Task prompt
Scan the entries for lines with the word "city", then copy those lines.

(Dataset rows for apps and sites)
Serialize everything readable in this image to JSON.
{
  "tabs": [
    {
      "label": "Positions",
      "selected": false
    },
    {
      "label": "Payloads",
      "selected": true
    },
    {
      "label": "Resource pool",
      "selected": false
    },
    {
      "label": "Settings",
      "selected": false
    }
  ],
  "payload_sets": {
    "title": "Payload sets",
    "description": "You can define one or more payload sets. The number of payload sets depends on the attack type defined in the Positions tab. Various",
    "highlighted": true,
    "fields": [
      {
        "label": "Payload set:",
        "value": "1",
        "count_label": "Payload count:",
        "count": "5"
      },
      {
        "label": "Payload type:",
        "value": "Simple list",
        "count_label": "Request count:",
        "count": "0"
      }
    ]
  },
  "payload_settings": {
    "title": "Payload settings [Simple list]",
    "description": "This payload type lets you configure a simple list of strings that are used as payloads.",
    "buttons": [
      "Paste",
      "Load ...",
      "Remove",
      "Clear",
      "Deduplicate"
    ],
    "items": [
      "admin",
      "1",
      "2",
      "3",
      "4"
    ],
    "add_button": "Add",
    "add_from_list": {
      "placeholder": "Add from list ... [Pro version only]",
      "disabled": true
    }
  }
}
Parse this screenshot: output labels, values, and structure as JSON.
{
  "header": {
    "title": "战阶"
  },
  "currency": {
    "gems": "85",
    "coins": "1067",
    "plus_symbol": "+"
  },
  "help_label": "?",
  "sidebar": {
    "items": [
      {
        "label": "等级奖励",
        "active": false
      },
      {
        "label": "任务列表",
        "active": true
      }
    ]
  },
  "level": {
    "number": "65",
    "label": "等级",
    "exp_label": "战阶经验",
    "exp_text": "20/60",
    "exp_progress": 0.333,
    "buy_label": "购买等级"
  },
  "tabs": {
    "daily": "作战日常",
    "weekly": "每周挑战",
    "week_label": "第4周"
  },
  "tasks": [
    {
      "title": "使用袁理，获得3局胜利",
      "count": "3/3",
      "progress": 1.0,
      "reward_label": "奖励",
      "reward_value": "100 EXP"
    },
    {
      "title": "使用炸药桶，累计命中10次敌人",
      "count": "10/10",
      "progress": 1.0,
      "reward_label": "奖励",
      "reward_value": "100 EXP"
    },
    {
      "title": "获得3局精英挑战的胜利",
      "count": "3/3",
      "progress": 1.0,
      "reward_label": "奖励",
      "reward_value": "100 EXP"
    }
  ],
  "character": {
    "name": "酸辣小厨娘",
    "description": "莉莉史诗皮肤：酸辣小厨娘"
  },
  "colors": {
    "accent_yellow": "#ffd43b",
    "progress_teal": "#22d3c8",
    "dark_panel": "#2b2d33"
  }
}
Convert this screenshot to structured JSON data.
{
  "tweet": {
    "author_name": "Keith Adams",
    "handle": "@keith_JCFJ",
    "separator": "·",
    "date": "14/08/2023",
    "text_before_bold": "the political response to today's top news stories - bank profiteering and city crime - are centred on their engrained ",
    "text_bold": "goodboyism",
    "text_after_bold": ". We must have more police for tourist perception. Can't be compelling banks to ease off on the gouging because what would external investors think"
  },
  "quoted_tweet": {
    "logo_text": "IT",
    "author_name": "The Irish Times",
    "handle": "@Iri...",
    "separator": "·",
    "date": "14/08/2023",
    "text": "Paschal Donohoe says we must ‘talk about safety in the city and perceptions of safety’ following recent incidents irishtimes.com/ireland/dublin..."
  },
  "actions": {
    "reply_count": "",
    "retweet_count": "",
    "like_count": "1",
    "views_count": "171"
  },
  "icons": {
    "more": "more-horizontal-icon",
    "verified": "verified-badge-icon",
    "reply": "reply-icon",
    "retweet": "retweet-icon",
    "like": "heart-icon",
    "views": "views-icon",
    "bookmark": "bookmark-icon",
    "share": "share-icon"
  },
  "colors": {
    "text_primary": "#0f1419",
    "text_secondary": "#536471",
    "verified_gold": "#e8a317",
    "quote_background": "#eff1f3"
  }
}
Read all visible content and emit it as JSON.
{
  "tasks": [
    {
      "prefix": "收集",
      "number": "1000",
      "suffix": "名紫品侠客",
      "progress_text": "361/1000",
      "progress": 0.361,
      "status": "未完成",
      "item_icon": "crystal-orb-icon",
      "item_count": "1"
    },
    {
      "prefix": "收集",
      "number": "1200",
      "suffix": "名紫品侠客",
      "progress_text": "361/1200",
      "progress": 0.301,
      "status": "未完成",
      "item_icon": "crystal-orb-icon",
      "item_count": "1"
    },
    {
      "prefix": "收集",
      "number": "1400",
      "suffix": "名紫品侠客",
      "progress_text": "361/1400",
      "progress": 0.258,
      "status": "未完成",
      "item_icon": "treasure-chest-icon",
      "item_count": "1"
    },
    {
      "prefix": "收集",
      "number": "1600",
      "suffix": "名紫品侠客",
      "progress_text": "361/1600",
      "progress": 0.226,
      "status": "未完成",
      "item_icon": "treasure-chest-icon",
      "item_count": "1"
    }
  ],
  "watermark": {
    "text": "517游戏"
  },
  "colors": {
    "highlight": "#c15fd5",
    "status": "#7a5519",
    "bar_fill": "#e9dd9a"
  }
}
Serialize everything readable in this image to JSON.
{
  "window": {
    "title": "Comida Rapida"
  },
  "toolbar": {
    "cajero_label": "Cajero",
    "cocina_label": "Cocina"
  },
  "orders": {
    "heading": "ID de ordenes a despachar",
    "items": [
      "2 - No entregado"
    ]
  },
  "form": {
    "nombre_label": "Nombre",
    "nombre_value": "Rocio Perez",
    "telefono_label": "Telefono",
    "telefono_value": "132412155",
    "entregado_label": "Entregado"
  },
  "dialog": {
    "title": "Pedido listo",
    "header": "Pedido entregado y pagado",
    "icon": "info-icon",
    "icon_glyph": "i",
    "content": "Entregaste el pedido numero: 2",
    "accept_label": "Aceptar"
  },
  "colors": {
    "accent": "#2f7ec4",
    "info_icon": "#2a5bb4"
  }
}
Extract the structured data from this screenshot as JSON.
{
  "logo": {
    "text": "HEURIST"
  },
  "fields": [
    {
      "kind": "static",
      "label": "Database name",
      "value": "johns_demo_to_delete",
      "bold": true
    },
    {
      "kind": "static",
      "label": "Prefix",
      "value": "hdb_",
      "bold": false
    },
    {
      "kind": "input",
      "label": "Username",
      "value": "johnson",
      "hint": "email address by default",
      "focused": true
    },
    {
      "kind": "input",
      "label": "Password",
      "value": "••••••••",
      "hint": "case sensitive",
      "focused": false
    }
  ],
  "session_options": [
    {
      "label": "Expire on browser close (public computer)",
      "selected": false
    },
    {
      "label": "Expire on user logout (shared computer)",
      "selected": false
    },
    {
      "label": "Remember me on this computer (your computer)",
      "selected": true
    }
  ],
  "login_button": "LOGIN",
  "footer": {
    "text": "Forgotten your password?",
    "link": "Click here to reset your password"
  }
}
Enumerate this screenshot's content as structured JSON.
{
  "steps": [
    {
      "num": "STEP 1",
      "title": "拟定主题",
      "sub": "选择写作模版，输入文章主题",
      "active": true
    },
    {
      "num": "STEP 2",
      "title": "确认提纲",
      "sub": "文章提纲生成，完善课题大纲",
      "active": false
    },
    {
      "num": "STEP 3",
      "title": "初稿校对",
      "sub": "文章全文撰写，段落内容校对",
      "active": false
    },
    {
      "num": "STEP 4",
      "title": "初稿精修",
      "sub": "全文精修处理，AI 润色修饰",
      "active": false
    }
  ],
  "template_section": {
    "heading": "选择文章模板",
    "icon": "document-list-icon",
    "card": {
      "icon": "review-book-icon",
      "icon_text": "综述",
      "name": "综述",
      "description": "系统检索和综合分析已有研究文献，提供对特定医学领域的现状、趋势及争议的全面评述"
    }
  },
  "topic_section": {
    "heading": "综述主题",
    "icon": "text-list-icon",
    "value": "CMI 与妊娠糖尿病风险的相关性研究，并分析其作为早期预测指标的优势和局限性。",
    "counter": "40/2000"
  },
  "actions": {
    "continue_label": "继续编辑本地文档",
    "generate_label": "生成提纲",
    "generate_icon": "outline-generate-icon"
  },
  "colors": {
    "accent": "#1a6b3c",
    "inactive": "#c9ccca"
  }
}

Task output
    "text_before_bold": "the political response to today's top news stories - bank profiteering and city crime - are centred on their engrained ",
    "text": "Paschal Donohoe says we must ‘talk about safety in the city and perceptions of safety’ following recent incidents irishtimes.com/ireland/dublin..."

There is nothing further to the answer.